▶ [Instructions to follow]: Among the records that follow, find each line holding the word "title" and copy it.

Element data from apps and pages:
----
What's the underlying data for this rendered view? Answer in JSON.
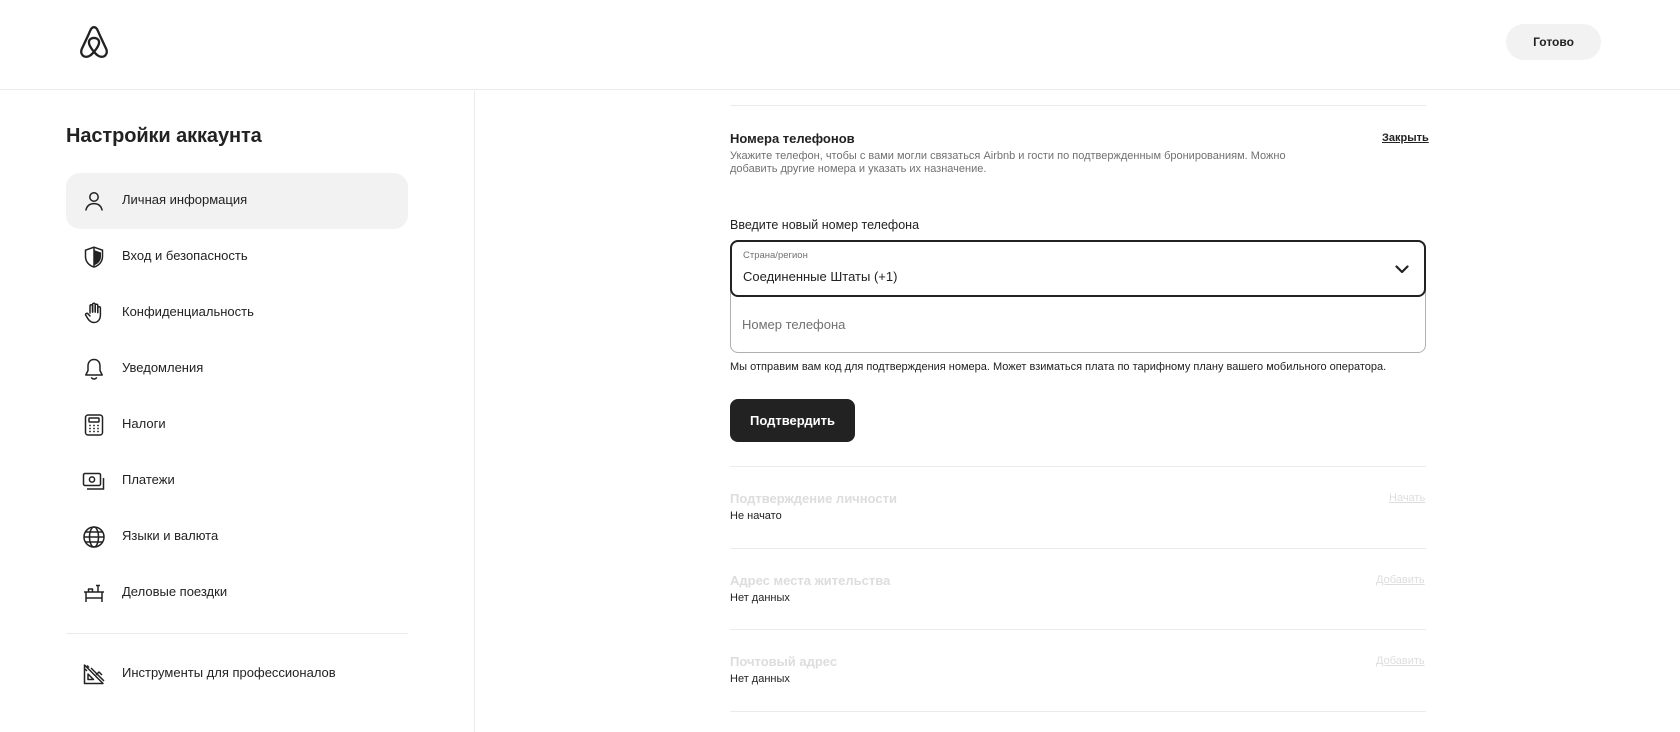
{
  "header": {
    "logo_icon": "airbnb-logo-icon",
    "done_label": "Готово"
  },
  "sidebar": {
    "title": "Настройки аккаунта",
    "items": [
      {
        "label": "Личная информация",
        "icon": "person-icon",
        "active": true
      },
      {
        "label": "Вход и безопасность",
        "icon": "shield-icon",
        "active": false
      },
      {
        "label": "Конфиденциальность",
        "icon": "hand-icon",
        "active": false
      },
      {
        "label": "Уведомления",
        "icon": "bell-icon",
        "active": false
      },
      {
        "label": "Налоги",
        "icon": "calculator-icon",
        "active": false
      },
      {
        "label": "Платежи",
        "icon": "payments-icon",
        "active": false
      },
      {
        "label": "Языки и валюта",
        "icon": "globe-icon",
        "active": false
      },
      {
        "label": "Деловые поездки",
        "icon": "briefcase-desk-icon",
        "active": false
      }
    ],
    "pro_tools": {
      "label": "Инструменты для профессионалов",
      "icon": "tools-icon"
    }
  },
  "phone": {
    "title": "Номера телефонов",
    "close_label": "Закрыть",
    "description": "Укажите телефон, чтобы с вами могли связаться Airbnb и гости по подтвержденным бронированиям. Можно добавить другие номера и указать их назначение.",
    "new_label": "Введите новый номер телефона",
    "country_caption": "Страна/регион",
    "country_value": "Соединенные Штаты (+1)",
    "phone_placeholder": "Номер телефона",
    "phone_value": "",
    "note": "Мы отправим вам код для подтверждения номера. Может взиматься плата по тарифному плану вашего мобильного оператора.",
    "confirm_label": "Подтвердить"
  },
  "rows": [
    {
      "title": "Подтверждение личности",
      "value": "Не начато",
      "action": "Начать"
    },
    {
      "title": "Адрес места жительства",
      "value": "Нет данных",
      "action": "Добавить"
    },
    {
      "title": "Почтовый адрес",
      "value": "Нет данных",
      "action": "Добавить"
    }
  ],
  "colors": {
    "text": "#222222",
    "muted": "#717171",
    "disabled": "#dddddd",
    "divider": "#ebebeb",
    "active_bg": "#f2f2f2",
    "primary_button": "#222222"
  }
}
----
▶ [Written answer]:
    "title": "Настройки аккаунта",
    "title": "Номера телефонов",
      "title": "Подтверждение личности",
      "title": "Адрес места жительства",
      "title": "Почтовый адрес",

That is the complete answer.